Bowen Dwelle wants everyone to know that monsters are sexy. Not the fearsome-jawed, finger-licking, taunting monsters. Rather, those behind the scenes in the online advertising world. Dwelle says they are sexy in the big, strong and smart way of those loveable behemoths in Where the Wild Things Are -- wild rumpuses notwithstanding. So when came time to name the global community of ad operations and technology leaders he was building, he dubbed it AdMonsters.
"From a software engineer’s perspective, the problems we work on are like hairy beasts -- so loud they wake us up in the middle of the night," Dwelle explains. To find solutions one must be a clever monster, he says, "Not aggressive, but in powerful pursuit of what you are doing."
For all their tech savvy, the online advertising operations folk are a relatively obscure group. Though part of the advertising industry, Dwelle admits there is none of the Mad Men cachet surrounding the work. He likens it to his tenure at HotWired where, "I was working in the epicenter of online media but as a software architect I was not part of that world of the neon colors and cool fonts."
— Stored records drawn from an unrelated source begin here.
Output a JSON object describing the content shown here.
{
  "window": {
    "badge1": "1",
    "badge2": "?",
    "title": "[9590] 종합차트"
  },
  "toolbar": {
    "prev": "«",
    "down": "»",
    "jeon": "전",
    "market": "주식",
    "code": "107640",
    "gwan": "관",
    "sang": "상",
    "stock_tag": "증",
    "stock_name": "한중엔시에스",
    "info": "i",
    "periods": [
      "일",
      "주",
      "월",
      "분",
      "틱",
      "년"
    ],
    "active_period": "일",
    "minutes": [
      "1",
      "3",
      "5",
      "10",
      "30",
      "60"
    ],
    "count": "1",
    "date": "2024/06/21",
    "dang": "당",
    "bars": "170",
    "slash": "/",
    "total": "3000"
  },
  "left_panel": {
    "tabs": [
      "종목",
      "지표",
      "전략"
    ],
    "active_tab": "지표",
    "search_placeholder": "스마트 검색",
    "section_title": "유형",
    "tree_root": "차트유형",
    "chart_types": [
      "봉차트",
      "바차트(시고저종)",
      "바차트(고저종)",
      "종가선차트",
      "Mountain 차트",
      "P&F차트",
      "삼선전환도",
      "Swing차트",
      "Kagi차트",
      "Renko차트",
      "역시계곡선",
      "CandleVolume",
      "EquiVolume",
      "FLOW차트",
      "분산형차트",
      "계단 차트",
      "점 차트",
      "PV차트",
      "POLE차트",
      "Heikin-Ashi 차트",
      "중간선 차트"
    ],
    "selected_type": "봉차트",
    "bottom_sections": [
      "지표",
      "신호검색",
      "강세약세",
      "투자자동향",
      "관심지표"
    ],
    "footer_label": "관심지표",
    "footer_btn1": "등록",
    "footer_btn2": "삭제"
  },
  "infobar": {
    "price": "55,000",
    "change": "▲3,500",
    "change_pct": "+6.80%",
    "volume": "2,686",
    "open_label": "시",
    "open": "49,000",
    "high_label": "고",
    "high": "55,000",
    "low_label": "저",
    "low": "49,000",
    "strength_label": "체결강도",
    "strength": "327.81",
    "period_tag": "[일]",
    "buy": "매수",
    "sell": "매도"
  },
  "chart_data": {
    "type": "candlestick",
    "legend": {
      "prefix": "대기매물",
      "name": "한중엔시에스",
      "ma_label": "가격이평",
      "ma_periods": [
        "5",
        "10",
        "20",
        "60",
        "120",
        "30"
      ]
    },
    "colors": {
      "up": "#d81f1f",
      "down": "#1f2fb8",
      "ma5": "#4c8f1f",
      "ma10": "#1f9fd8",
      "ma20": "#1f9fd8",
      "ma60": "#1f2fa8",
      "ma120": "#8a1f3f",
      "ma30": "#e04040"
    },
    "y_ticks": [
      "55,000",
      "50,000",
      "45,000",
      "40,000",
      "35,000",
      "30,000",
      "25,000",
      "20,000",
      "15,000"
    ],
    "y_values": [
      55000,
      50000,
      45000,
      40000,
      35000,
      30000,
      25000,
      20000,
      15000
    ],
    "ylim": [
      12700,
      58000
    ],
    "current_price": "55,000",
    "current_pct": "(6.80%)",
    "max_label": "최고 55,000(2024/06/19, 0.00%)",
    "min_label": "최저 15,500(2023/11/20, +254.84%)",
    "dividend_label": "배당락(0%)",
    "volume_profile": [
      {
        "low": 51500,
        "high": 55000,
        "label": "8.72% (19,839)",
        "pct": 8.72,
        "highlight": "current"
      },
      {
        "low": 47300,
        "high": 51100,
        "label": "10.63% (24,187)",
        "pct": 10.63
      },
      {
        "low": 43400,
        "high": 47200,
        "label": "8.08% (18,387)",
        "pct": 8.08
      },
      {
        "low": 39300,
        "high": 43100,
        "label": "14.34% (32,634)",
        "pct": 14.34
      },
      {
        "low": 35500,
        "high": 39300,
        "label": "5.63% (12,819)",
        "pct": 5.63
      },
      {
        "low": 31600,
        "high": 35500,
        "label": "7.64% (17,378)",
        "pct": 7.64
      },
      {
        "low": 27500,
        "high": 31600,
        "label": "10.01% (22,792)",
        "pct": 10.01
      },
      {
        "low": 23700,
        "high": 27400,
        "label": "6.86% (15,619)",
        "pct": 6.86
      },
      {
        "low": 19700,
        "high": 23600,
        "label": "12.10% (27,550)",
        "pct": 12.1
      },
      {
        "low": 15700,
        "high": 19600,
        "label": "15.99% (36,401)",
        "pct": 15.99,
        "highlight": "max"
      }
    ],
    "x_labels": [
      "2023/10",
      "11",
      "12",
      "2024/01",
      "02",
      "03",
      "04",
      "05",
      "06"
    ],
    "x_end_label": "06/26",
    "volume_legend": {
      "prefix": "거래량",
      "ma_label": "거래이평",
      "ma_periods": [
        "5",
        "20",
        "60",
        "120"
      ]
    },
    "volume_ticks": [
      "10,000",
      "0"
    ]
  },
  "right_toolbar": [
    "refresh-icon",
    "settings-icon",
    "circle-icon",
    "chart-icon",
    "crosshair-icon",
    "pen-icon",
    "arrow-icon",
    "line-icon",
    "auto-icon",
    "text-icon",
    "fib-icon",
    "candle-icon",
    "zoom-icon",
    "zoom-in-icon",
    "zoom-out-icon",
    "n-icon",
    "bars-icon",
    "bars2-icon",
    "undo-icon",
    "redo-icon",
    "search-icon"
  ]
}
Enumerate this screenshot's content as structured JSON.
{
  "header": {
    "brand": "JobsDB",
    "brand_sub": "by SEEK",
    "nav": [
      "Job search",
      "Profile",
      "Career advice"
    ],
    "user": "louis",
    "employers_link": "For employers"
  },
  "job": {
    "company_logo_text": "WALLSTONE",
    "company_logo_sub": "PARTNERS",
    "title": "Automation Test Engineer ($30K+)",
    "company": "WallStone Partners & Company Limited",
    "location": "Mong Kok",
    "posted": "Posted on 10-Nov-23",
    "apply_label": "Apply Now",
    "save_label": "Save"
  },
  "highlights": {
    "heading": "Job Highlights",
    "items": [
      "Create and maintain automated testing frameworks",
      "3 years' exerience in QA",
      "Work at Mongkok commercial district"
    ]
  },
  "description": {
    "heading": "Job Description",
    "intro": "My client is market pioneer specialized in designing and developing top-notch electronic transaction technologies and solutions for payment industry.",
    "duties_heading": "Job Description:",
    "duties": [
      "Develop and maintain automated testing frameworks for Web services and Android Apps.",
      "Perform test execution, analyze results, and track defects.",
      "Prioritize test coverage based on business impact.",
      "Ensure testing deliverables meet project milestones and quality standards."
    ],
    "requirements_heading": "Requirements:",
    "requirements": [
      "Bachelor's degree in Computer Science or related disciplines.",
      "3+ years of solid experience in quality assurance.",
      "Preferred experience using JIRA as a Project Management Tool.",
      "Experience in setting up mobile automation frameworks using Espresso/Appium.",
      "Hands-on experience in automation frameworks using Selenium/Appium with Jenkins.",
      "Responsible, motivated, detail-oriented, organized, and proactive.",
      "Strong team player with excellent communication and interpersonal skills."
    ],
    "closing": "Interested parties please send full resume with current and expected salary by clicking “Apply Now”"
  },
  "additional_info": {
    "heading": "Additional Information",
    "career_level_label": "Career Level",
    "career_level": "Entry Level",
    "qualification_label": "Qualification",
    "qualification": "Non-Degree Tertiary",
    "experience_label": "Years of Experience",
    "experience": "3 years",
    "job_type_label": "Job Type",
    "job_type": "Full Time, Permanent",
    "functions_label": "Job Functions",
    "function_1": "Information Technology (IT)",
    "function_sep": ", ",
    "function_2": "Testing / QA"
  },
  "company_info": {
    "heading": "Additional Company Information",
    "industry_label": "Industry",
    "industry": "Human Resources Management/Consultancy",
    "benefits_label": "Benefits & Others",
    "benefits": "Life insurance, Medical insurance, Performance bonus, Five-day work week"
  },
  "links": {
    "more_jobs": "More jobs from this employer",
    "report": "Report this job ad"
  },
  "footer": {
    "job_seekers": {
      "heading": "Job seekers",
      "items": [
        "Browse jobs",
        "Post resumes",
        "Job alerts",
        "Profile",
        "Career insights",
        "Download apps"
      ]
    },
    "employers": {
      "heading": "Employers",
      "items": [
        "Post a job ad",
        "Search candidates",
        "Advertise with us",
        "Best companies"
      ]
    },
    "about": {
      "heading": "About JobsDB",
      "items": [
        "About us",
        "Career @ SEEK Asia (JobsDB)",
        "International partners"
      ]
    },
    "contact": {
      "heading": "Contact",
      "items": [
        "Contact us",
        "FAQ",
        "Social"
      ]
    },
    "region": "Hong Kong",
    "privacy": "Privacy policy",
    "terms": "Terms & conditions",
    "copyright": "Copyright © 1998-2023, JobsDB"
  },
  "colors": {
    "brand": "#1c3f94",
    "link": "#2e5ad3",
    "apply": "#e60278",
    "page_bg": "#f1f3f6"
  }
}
Under the hood as an ad ops tech, Dwelle describes a fairly solitary endeavor. What's more, "There was no community except for pure techies and coders." With so much bureaucracy at trade organizations, not to mention the broad focus of most trade shows, Dwelle saw a real need to connect, "to people who were doing what I was doing." So he created AdMonsters in 1999.
These days, Dwelle doesn’t have to do much convincing to get people to join. AdMonsters ranks have swelled to about 8,000 -- and counting -- thanks in part to the success of its series of conferences, including Publisher Forum, Leadership Forum, Network Operations Forum, and OPS. However, growth and scale are not the major goals, Dwelle maintains. “The challenge is how to keep quality and continue to be the most focused repository of information for our industry.”
That’s one reason the OPS conference this year revolved around showing the ad operations industry that yes indeed, it was sexy. "They know what they do is respected and important. Now they can articulate it for the rest of the world," he says.
The result? "We had people say, 'It was the highlight of my professional year,' and 'I love coming.' Those are pretty strong statements for any conference." For Dwelle, it simply proves his vision to offer the most value was spot on. "Smart people are smarter together we innovate much more frequently together than alone."
Dwelle admits that he didn't set out to start a business, but given his background, he's always walked the line between programmer (HotWired, WIRED Digital, Lycos) and entrepreneur. Here are the lessons Dwelle shared with Fast Company about his own development as an innovator:
Start young: "My dad was CIO at ESPRIT in the '80s and brought some early computers home, including the legendary TRS-80. I learned to program by watching over his shoulder, and was making $10/hr at age 10 doing freelance programming work after school. I wasn't interested in a career as a programmer, but I always had an affinity for it, and after college I ended up as a programmer, manager, and software architect at Compuware in the pre-Internet days."
Really young: "Before that, I delivered papers until my friend Zach and I started a company (business license and all) when we were both 9 years old to sell Dungeons & Dragons books and dice to our friends at school."
Pay your dues: "At 16 or so, I got my first real job working for someone else, at Sausalito Marineways, a small boat repair yard just across the bay from San Francisco. This was my first experience working with other guys, and where I learned what I meant to start a business and innovate your way from 'yes' to 'done.' We always said 'yes, we can do it' - and we did."
Make connections: "I studied geography in college (BA, UC Berkeley) and have most of a masters in Urban Planning, subjects which reflect my interests in what places are, how we make them, and how places and the landscape affect us. It might seem like a stretch, but it's all architecture, whether it's cities or code."
Don't reinvent the wheel: "When I was working for the CTO at WIRED, I learned that sometimes the best tech solution involves no technology. Innovation is not always about making something new, or creating a widget or piece of software. It is about solving a problem or filling a need. That can often be done by rearranging, or removing, or distilling something.
Pay attention to the future: "Back in the '90s I did understand from a tech point of view that everything was becoming digital and online systems would run everything. I could see it was all becoming interconnected even though I was head-down in the world of software internals. Now there isn't a company that can't consider itself a media company, whether it's Ford or Bonobos Pants."
Keep reaching: "A side project that I'm involved in as an advisor and artist is the Life is Art Foundation [which derives some of its funding from the sale of medical marijuana]. Talk about innovation."